WHAT NEEDS TO BE DONE:
Write out all the entries below without any change.

SUPPLIED RECORDS Start Marker

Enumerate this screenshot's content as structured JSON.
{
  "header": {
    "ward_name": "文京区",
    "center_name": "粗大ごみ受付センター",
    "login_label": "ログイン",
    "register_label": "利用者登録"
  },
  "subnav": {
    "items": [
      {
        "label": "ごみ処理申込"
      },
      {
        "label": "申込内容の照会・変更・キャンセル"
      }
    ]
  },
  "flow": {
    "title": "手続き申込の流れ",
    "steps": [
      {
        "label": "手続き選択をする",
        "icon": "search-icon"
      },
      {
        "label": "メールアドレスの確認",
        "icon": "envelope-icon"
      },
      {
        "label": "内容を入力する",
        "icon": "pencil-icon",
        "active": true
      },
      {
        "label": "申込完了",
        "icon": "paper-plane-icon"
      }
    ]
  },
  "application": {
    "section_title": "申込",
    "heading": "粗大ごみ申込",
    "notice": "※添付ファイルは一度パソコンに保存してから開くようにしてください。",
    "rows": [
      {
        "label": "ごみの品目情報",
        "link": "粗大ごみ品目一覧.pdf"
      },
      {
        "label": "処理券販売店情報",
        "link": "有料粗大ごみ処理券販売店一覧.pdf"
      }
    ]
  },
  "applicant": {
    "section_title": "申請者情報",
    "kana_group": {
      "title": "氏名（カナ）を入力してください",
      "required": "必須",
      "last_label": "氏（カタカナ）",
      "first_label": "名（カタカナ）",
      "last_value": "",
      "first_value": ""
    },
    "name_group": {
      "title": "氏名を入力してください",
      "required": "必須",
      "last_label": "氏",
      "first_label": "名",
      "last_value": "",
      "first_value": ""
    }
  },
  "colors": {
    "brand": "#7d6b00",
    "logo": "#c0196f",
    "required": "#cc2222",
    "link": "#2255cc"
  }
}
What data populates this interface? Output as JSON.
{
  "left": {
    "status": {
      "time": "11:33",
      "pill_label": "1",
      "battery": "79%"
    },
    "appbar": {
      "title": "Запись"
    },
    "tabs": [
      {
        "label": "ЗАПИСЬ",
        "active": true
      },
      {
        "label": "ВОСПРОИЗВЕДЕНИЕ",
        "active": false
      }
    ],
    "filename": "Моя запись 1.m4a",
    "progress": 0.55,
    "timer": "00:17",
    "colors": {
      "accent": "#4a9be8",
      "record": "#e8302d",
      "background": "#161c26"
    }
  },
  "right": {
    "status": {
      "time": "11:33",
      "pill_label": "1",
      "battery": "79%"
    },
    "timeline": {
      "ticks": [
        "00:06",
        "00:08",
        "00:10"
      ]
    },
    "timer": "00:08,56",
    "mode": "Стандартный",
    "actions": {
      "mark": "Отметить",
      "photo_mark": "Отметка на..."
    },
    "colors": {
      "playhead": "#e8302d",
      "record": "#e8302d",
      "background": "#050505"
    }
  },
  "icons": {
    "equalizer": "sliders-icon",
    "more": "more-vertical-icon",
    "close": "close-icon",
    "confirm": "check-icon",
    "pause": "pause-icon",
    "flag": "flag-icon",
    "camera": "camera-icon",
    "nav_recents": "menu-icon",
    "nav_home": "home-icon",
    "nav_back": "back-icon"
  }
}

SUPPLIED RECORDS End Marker

COMPLETED EXERCISE:
Enumerate this screenshot's content as structured JSON.
{
  "header": {
    "ward_name": "文京区",
    "center_name": "粗大ごみ受付センター",
    "login_label": "ログイン",
    "register_label": "利用者登録"
  },
  "subnav": {
    "items": [
      {
        "label": "ごみ処理申込"
      },
      {
        "label": "申込内容の照会・変更・キャンセル"
      }
    ]
  },
  "flow": {
    "title": "手続き申込の流れ",
    "steps": [
      {
        "label": "手続き選択をする",
        "icon": "search-icon"
      },
      {
        "label": "メールアドレスの確認",
        "icon": "envelope-icon"
      },
      {
        "label": "内容を入力する",
        "icon": "pencil-icon",
        "active": true
      },
      {
        "label": "申込完了",
        "icon": "paper-plane-icon"
      }
    ]
  },
  "application": {
    "section_title": "申込",
    "heading": "粗大ごみ申込",
    "notice": "※添付ファイルは一度パソコンに保存してから開くようにしてください。",
    "rows": [
      {
        "label": "ごみの品目情報",
        "link": "粗大ごみ品目一覧.pdf"
      },
      {
        "label": "処理券販売店情報",
        "link": "有料粗大ごみ処理券販売店一覧.pdf"
      }
    ]
  },
  "applicant": {
    "section_title": "申請者情報",
    "kana_group": {
      "title": "氏名（カナ）を入力してください",
      "required": "必須",
      "last_label": "氏（カタカナ）",
      "first_label": "名（カタカナ）",
      "last_value": "",
      "first_value": ""
    },
    "name_group": {
      "title": "氏名を入力してください",
      "required": "必須",
      "last_label": "氏",
      "first_label": "名",
      "last_value": "",
      "first_value": ""
    }
  },
  "colors": {
    "brand": "#7d6b00",
    "logo": "#c0196f",
    "required": "#cc2222",
    "link": "#2255cc"
  }
}
What data populates this interface? Output as JSON.
{
  "left": {
    "status": {
      "time": "11:33",
      "pill_label": "1",
      "battery": "79%"
    },
    "appbar": {
      "title": "Запись"
    },
    "tabs": [
      {
        "label": "ЗАПИСЬ",
        "active": true
      },
      {
        "label": "ВОСПРОИЗВЕДЕНИЕ",
        "active": false
      }
    ],
    "filename": "Моя запись 1.m4a",
    "progress": 0.55,
    "timer": "00:17",
    "colors": {
      "accent": "#4a9be8",
      "record": "#e8302d",
      "background": "#161c26"
    }
  },
  "right": {
    "status": {
      "time": "11:33",
      "pill_label": "1",
      "battery": "79%"
    },
    "timeline": {
      "ticks": [
        "00:06",
        "00:08",
        "00:10"
      ]
    },
    "timer": "00:08,56",
    "mode": "Стандартный",
    "actions": {
      "mark": "Отметить",
      "photo_mark": "Отметка на..."
    },
    "colors": {
      "playhead": "#e8302d",
      "record": "#e8302d",
      "background": "#050505"
    }
  },
  "icons": {
    "equalizer": "sliders-icon",
    "more": "more-vertical-icon",
    "close": "close-icon",
    "confirm": "check-icon",
    "pause": "pause-icon",
    "flag": "flag-icon",
    "camera": "camera-icon",
    "nav_recents": "menu-icon",
    "nav_home": "home-icon",
    "nav_back": "back-icon"
  }
}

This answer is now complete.